Peach Picks: What to Read This Week

by / Feb. 15, 2017 12am EST


We celebrated Valentine’s Day at Peach Mag with four visual poems by local poet and interdisciplinary artist Alana Kelley. The poems, which feature pen and ink illustrations alongside text, are the candy heart messages you wish you had sent yesterday—tragic and sharp, but not without tenderness. My favorite of the four depicts a hand with its fingers casually moving toward something outside of the frame, and text that both sings and mourns, “HOW WE TOUCH / AND DON’T TALK ABOUT IT.” The illustrations are part of a larger project that Kelley has been self-publishing as part of her Fun-a-Day series, a month-long program hosted by local arts collaborative Sugar City in which artists are encouraged to produce one piece of art every day for the month of February. You can view Kelley’s project in full at Sugar City’s Fun-a-Day gallery opening next month.



Cringers Present: 
Steve Roggenbuck

Everyone has their own story about the first time they discovered Steve Roggenbuck. For me, it was in early 2014 when he posted a video to YouTube of himself reading “what is heavy petting and can we please do it,” a gentle love poem that reduced me to a giggling mess. That’s why last Tuesday night at Ashker’s on Main I listened eagerly every time someone got up for an open mic slot and told their own Steve Roggenbuck story. Most notorious for his YouTube channel, Roggenbuck is an entrepreneur in finding new ways and platforms to connect himself to his readers; he is one of the guiding forces behind Boost House, a publisher based in Tucson, Arizona, and at one point turned his home into a vegan co-op house and community arts space. These innovative means of connection rang through his reading; Roggenbuck had us shouting anti-Mike Pence chants as an improvised intermission, and accompanying him like a laugh track to a new poem he wrote consisting entirely of negative YouTube comments. Roggenbuck’s poetry is warm and relatable, with every poem reading like an inside joke he can’t wait for you to be a part of.

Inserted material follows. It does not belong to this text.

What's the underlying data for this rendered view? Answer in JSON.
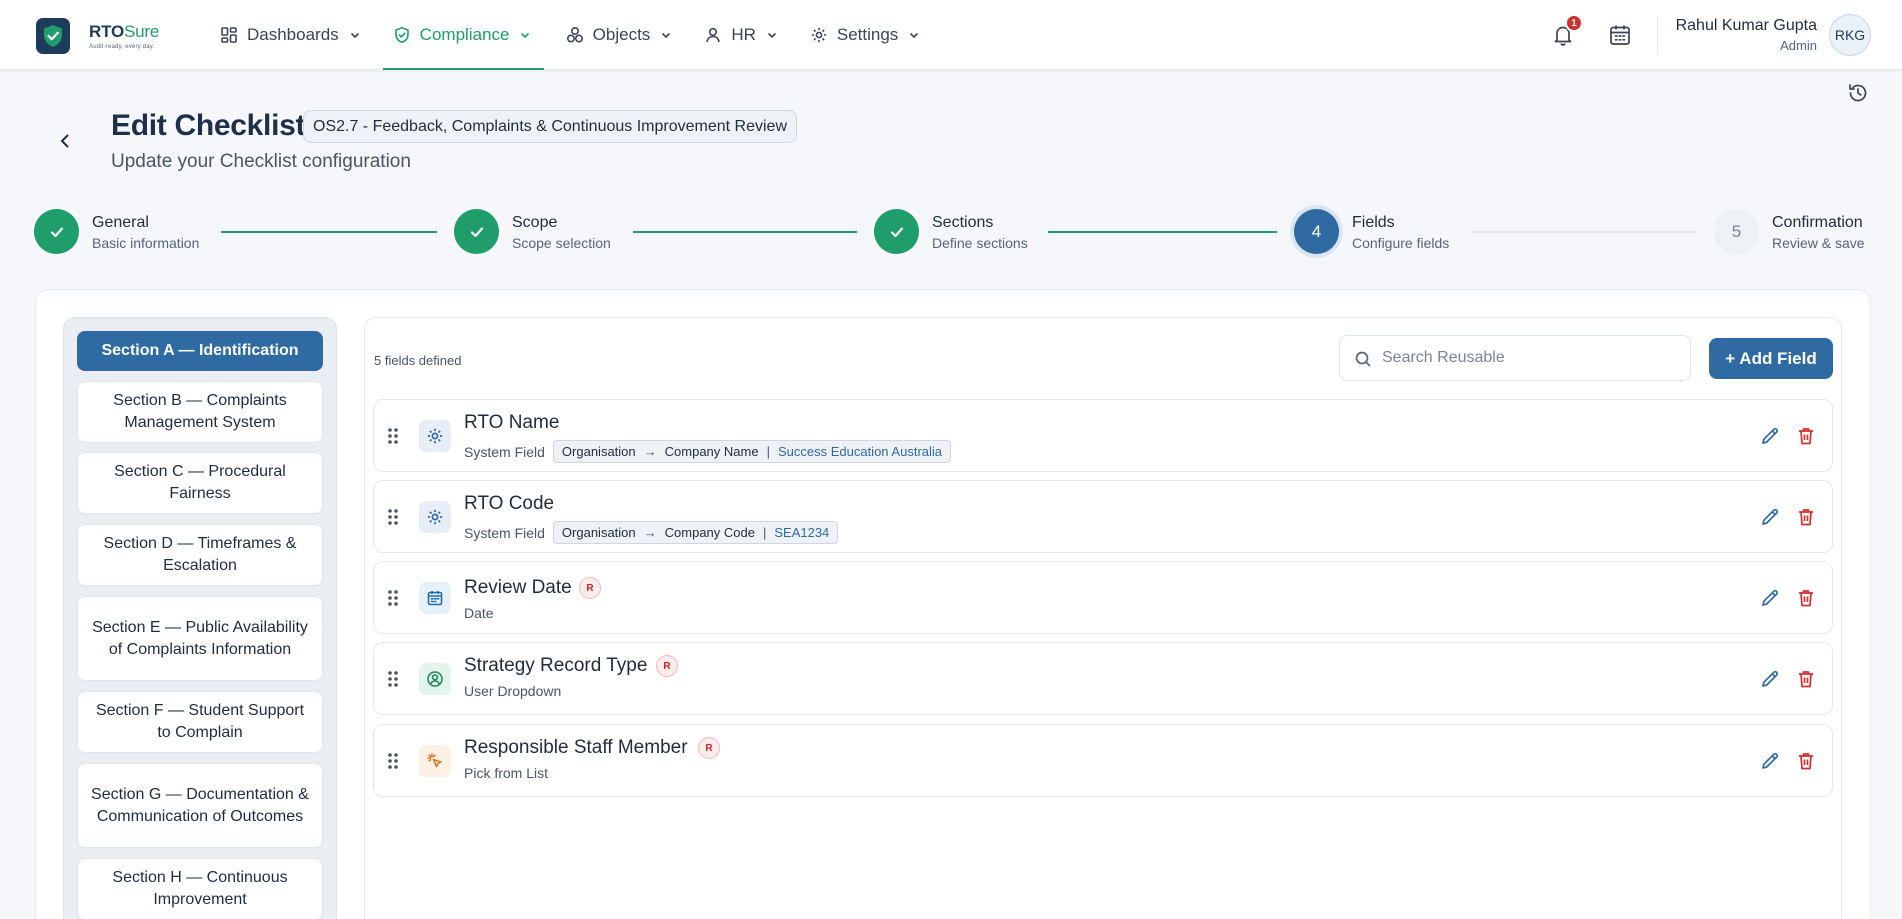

by Laura Theobald (poetry)
Boost House (2015)

During his reading, Roggenbuck read from THE BEST THING EVER, a chapbook of poems by Laura Theobald in which she used the predictive text software in iOS to construct poetry. The resulting collection is thought-provoking and surprising, full of shouts and joy and momentum. Improbable themes and phrases (“death,” “destruction,” “government,” “my mom”) recur and give the collection thematic unity, while also causing the reader to wonder what exactly is revealed in the application of an algorithm to our everyday conversations. Although some lines sound like they are spoken by a robot that is desperately trying to express its feelings for the first time, they are beautiful nonetheless. “I love you so much better,” Theobald writes, “now that I’m not sure how to do it for / the first time.”

“Peach Picks” is a new column of literary news and recommendations written by the editors of Peach Mag, an online literary magazine based in Buffalo, New York. For inquiries, contact Rachelle at